A 151-year-old carnival in Huejotzingo, Puebla, is not only about dancing and drinking, says the mayor.
Angélica Alvarado said the carnival, held continuously for 151 years, has deep cultural roots.
“[The carnival] includes many ritual and symbolic elements that make it unique. It is one of the few [traditional] cultural, dance and musical gatherings that constitutes a grand theater of the masses.”
The mayor explained that the event includes representations of the famous 5 de Mayo battle in Puebla, complete with traditional dress, as well as a reenactment of the wedding of Calixto, the region’s first Catholic wedding of an indigenous person, according to the written account of Friar Toribio de Benavente Motlinía.
Local children participate in the carnival from a young age and, according to Alvarado, more of the region’s young are represented every year.

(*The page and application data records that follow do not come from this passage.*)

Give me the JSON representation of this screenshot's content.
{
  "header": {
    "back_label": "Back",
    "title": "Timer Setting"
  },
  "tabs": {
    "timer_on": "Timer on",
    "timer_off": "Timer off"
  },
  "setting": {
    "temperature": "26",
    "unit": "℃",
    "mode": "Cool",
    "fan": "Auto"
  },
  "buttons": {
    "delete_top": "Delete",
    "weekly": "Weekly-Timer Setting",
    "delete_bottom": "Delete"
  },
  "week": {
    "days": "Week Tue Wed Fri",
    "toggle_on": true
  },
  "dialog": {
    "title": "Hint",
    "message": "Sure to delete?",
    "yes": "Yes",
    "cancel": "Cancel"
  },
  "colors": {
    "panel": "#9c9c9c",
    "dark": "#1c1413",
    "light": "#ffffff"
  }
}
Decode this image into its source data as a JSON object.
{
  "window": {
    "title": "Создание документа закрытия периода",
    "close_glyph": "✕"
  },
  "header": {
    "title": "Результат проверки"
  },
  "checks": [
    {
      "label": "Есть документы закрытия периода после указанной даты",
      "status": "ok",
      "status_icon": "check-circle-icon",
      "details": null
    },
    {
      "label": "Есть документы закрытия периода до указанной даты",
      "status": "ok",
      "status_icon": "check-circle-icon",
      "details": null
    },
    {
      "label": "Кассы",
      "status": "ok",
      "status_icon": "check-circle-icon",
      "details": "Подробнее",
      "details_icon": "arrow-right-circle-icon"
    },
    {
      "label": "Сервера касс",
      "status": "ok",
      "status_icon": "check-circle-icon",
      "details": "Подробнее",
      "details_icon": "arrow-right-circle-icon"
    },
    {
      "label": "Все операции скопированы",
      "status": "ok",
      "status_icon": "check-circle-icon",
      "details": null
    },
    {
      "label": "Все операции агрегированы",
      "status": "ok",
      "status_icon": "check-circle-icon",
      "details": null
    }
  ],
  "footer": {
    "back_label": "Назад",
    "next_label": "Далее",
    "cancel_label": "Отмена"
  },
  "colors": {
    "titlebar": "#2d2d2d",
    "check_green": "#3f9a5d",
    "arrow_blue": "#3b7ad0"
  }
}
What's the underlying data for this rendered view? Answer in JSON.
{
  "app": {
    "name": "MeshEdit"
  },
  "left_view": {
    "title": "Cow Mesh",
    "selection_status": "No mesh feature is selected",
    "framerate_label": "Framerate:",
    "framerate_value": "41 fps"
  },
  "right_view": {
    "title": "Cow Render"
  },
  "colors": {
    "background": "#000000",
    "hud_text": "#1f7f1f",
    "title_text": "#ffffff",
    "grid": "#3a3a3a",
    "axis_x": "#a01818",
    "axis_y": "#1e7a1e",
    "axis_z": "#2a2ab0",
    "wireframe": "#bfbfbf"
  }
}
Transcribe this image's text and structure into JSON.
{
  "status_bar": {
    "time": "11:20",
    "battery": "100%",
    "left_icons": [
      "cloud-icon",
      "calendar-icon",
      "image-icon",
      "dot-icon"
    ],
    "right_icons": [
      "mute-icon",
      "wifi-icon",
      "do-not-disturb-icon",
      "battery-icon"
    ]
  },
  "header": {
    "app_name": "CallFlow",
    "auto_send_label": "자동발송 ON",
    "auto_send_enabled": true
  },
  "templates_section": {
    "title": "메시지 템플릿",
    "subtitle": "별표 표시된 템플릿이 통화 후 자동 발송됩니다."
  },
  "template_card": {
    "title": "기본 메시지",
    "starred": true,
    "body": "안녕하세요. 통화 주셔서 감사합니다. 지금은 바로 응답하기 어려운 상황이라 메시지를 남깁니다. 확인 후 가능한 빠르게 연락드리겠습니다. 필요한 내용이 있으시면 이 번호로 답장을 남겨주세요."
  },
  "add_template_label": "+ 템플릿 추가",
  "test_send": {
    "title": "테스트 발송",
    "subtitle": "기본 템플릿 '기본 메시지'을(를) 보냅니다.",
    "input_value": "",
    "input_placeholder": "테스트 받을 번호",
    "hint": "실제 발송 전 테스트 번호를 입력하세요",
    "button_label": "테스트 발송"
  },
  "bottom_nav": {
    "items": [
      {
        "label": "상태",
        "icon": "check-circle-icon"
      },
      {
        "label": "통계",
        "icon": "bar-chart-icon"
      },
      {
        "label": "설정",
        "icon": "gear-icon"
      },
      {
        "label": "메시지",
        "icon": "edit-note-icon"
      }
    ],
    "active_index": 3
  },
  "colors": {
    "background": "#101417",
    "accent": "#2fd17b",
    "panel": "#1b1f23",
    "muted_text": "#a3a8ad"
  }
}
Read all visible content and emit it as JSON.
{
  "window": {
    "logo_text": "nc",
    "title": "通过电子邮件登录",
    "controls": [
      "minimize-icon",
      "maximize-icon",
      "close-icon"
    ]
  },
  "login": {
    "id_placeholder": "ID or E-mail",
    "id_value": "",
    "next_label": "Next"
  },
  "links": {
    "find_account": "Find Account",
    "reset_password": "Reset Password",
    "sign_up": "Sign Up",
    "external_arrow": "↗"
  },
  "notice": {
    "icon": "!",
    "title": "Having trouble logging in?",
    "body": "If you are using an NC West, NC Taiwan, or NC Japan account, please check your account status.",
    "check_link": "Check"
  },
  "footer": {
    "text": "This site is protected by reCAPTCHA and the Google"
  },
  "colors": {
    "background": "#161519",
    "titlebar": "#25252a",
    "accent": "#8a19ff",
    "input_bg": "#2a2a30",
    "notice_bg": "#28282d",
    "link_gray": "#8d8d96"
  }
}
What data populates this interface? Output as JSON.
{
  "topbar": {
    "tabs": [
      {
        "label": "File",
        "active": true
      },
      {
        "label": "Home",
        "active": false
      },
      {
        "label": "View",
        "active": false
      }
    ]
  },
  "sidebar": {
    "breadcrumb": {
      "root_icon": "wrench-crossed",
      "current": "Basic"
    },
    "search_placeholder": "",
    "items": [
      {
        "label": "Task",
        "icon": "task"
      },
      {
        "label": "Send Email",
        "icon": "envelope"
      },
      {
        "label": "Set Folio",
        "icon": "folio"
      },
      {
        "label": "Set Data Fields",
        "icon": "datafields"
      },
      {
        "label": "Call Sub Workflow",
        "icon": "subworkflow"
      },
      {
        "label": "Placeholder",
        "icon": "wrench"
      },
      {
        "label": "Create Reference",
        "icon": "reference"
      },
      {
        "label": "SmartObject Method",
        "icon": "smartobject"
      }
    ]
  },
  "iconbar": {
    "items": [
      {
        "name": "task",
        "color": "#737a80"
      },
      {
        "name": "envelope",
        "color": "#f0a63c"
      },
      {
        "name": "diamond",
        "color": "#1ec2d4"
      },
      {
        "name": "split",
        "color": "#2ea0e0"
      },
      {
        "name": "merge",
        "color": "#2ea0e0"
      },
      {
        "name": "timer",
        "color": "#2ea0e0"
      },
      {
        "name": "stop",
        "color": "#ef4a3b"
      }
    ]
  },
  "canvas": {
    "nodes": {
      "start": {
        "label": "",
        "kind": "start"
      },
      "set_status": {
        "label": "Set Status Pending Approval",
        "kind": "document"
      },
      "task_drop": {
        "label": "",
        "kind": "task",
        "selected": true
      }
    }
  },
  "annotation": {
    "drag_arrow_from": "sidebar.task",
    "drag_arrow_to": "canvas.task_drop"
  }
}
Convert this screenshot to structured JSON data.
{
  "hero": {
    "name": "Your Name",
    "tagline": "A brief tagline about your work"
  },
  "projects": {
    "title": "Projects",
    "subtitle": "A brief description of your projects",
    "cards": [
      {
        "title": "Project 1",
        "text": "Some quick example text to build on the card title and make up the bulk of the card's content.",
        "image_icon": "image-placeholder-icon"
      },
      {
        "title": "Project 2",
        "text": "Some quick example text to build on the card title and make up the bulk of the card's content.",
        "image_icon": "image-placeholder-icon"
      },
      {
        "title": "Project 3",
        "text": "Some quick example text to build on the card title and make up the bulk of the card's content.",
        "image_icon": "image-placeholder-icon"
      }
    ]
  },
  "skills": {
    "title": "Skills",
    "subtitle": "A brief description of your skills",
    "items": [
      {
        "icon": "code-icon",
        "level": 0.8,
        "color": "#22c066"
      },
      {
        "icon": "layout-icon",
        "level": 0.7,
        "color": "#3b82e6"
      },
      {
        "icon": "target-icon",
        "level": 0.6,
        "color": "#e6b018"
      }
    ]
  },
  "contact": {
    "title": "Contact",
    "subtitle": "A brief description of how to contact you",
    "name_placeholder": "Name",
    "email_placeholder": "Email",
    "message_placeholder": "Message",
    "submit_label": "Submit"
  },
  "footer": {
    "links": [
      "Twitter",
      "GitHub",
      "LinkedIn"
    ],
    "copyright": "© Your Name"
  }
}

The Huejotzingo carnival is considered the largest Mesoamerican ritual gathering still alive today in Mexico and principally celebrates the region’s indigenous ancestry.
Huejotzingo was founded in 1173 by Nahua peoples among other communities established on the slopes of the Iztaccíhuatl volcano. Today’s carnival keeps alive traditions passed from generation to generation from the town’s original inhabitants, says Alvarado.
Many say the carnival is the biggest and most important public festival in the state of Puebla. This year’s festivities are expected to be especially large: 20,000 dancers and 100 bands from Oaxaca, Morelos, Tlaxcala, Guerrero and Puebla will participate.
Scheduled for March 2-5, the event is expected to draw around 80,000 visitors and generate about 20 million pesos (US $1 million).
Source: Milenio (sp)